Entries supplied:
=-=-=-=-=

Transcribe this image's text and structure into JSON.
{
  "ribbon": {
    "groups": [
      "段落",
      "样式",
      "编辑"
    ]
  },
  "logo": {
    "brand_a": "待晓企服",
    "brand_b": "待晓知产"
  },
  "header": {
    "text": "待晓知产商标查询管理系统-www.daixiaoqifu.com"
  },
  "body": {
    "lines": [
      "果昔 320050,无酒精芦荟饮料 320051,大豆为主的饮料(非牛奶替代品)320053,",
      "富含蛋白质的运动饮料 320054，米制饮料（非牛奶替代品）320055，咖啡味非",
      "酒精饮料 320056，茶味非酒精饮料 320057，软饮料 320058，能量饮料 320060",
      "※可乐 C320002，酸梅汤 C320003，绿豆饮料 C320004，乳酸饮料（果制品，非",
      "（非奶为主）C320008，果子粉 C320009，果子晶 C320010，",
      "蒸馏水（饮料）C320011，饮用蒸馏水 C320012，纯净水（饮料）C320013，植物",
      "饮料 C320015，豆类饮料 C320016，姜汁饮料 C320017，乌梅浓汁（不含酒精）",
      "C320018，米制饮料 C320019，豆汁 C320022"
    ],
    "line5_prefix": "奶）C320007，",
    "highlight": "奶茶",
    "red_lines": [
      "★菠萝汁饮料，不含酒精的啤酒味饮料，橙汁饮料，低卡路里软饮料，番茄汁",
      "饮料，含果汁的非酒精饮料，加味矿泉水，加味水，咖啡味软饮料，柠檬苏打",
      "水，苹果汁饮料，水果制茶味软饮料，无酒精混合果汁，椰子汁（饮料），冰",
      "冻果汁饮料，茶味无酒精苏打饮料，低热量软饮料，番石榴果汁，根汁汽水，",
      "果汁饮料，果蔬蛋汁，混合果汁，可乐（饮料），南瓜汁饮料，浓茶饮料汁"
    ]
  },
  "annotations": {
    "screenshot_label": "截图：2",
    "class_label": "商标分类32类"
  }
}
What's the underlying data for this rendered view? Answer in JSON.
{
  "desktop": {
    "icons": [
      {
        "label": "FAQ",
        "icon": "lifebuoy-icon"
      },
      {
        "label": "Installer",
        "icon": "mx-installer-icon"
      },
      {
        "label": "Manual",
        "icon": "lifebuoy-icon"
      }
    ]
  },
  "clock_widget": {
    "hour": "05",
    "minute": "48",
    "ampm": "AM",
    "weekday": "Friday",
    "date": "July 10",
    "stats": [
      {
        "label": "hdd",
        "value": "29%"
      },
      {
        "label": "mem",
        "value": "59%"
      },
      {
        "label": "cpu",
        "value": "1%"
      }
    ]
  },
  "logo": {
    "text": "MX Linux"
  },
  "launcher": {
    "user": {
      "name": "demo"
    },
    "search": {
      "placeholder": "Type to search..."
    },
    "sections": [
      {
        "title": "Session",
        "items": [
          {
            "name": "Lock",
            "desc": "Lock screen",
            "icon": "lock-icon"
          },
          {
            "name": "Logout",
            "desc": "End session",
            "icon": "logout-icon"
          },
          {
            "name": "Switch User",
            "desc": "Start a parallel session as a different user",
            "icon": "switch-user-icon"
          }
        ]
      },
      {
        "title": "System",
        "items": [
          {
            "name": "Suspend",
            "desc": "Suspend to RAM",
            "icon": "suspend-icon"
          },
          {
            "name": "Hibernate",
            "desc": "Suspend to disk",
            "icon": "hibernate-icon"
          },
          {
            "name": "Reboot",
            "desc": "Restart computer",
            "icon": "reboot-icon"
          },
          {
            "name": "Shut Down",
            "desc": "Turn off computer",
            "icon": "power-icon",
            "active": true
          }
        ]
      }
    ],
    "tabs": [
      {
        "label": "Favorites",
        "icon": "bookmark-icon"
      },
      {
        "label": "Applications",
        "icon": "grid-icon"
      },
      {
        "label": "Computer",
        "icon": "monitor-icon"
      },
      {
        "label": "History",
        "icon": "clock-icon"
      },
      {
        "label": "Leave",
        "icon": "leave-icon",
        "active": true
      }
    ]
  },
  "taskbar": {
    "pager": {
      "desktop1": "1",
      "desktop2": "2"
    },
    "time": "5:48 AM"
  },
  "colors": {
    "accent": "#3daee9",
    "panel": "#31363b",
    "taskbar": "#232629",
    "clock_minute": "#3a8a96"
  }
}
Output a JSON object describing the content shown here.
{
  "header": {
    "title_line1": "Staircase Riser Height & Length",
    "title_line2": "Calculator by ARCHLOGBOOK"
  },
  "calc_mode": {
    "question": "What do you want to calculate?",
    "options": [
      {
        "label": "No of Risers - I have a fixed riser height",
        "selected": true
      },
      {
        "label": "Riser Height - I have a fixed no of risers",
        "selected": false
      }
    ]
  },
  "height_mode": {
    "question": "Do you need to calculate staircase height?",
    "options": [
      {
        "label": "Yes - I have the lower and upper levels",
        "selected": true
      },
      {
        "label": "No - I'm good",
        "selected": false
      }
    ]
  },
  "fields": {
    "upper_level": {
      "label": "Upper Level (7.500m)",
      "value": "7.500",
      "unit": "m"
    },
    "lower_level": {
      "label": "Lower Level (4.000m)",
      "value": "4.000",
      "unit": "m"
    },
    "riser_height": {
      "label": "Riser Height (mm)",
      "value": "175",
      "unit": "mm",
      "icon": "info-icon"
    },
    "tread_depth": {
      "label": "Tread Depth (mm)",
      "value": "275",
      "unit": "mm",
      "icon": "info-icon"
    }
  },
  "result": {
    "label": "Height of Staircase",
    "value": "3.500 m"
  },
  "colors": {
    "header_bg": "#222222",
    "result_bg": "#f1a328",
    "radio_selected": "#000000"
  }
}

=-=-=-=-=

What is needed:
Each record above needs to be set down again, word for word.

Output below:
Transcribe this image's text and structure into JSON.
{
  "ribbon": {
    "groups": [
      "段落",
      "样式",
      "编辑"
    ]
  },
  "logo": {
    "brand_a": "待晓企服",
    "brand_b": "待晓知产"
  },
  "header": {
    "text": "待晓知产商标查询管理系统-www.daixiaoqifu.com"
  },
  "body": {
    "lines": [
      "果昔 320050,无酒精芦荟饮料 320051,大豆为主的饮料(非牛奶替代品)320053,",
      "富含蛋白质的运动饮料 320054，米制饮料（非牛奶替代品）320055，咖啡味非",
      "酒精饮料 320056，茶味非酒精饮料 320057，软饮料 320058，能量饮料 320060",
      "※可乐 C320002，酸梅汤 C320003，绿豆饮料 C320004，乳酸饮料（果制品，非",
      "（非奶为主）C320008，果子粉 C320009，果子晶 C320010，",
      "蒸馏水（饮料）C320011，饮用蒸馏水 C320012，纯净水（饮料）C320013，植物",
      "饮料 C320015，豆类饮料 C320016，姜汁饮料 C320017，乌梅浓汁（不含酒精）",
      "C320018，米制饮料 C320019，豆汁 C320022"
    ],
    "line5_prefix": "奶）C320007，",
    "highlight": "奶茶",
    "red_lines": [
      "★菠萝汁饮料，不含酒精的啤酒味饮料，橙汁饮料，低卡路里软饮料，番茄汁",
      "饮料，含果汁的非酒精饮料，加味矿泉水，加味水，咖啡味软饮料，柠檬苏打",
      "水，苹果汁饮料，水果制茶味软饮料，无酒精混合果汁，椰子汁（饮料），冰",
      "冻果汁饮料，茶味无酒精苏打饮料，低热量软饮料，番石榴果汁，根汁汽水，",
      "果汁饮料，果蔬蛋汁，混合果汁，可乐（饮料），南瓜汁饮料，浓茶饮料汁"
    ]
  },
  "annotations": {
    "screenshot_label": "截图：2",
    "class_label": "商标分类32类"
  }
}
What's the underlying data for this rendered view? Answer in JSON.
{
  "desktop": {
    "icons": [
      {
        "label": "FAQ",
        "icon": "lifebuoy-icon"
      },
      {
        "label": "Installer",
        "icon": "mx-installer-icon"
      },
      {
        "label": "Manual",
        "icon": "lifebuoy-icon"
      }
    ]
  },
  "clock_widget": {
    "hour": "05",
    "minute": "48",
    "ampm": "AM",
    "weekday": "Friday",
    "date": "July 10",
    "stats": [
      {
        "label": "hdd",
        "value": "29%"
      },
      {
        "label": "mem",
        "value": "59%"
      },
      {
        "label": "cpu",
        "value": "1%"
      }
    ]
  },
  "logo": {
    "text": "MX Linux"
  },
  "launcher": {
    "user": {
      "name": "demo"
    },
    "search": {
      "placeholder": "Type to search..."
    },
    "sections": [
      {
        "title": "Session",
        "items": [
          {
            "name": "Lock",
            "desc": "Lock screen",
            "icon": "lock-icon"
          },
          {
            "name": "Logout",
            "desc": "End session",
            "icon": "logout-icon"
          },
          {
            "name": "Switch User",
            "desc": "Start a parallel session as a different user",
            "icon": "switch-user-icon"
          }
        ]
      },
      {
        "title": "System",
        "items": [
          {
            "name": "Suspend",
            "desc": "Suspend to RAM",
            "icon": "suspend-icon"
          },
          {
            "name": "Hibernate",
            "desc": "Suspend to disk",
            "icon": "hibernate-icon"
          },
          {
            "name": "Reboot",
            "desc": "Restart computer",
            "icon": "reboot-icon"
          },
          {
            "name": "Shut Down",
            "desc": "Turn off computer",
            "icon": "power-icon",
            "active": true
          }
        ]
      }
    ],
    "tabs": [
      {
        "label": "Favorites",
        "icon": "bookmark-icon"
      },
      {
        "label": "Applications",
        "icon": "grid-icon"
      },
      {
        "label": "Computer",
        "icon": "monitor-icon"
      },
      {
        "label": "History",
        "icon": "clock-icon"
      },
      {
        "label": "Leave",
        "icon": "leave-icon",
        "active": true
      }
    ]
  },
  "taskbar": {
    "pager": {
      "desktop1": "1",
      "desktop2": "2"
    },
    "time": "5:48 AM"
  },
  "colors": {
    "accent": "#3daee9",
    "panel": "#31363b",
    "taskbar": "#232629",
    "clock_minute": "#3a8a96"
  }
}
Output a JSON object describing the content shown here.
{
  "header": {
    "title_line1": "Staircase Riser Height & Length",
    "title_line2": "Calculator by ARCHLOGBOOK"
  },
  "calc_mode": {
    "question": "What do you want to calculate?",
    "options": [
      {
        "label": "No of Risers - I have a fixed riser height",
        "selected": true
      },
      {
        "label": "Riser Height - I have a fixed no of risers",
        "selected": false
      }
    ]
  },
  "height_mode": {
    "question": "Do you need to calculate staircase height?",
    "options": [
      {
        "label": "Yes - I have the lower and upper levels",
        "selected": true
      },
      {
        "label": "No - I'm good",
        "selected": false
      }
    ]
  },
  "fields": {
    "upper_level": {
      "label": "Upper Level (7.500m)",
      "value": "7.500",
      "unit": "m"
    },
    "lower_level": {
      "label": "Lower Level (4.000m)",
      "value": "4.000",
      "unit": "m"
    },
    "riser_height": {
      "label": "Riser Height (mm)",
      "value": "175",
      "unit": "mm",
      "icon": "info-icon"
    },
    "tread_depth": {
      "label": "Tread Depth (mm)",
      "value": "275",
      "unit": "mm",
      "icon": "info-icon"
    }
  },
  "result": {
    "label": "Height of Staircase",
    "value": "3.500 m"
  },
  "colors": {
    "header_bg": "#222222",
    "result_bg": "#f1a328",
    "radio_selected": "#000000"
  }
}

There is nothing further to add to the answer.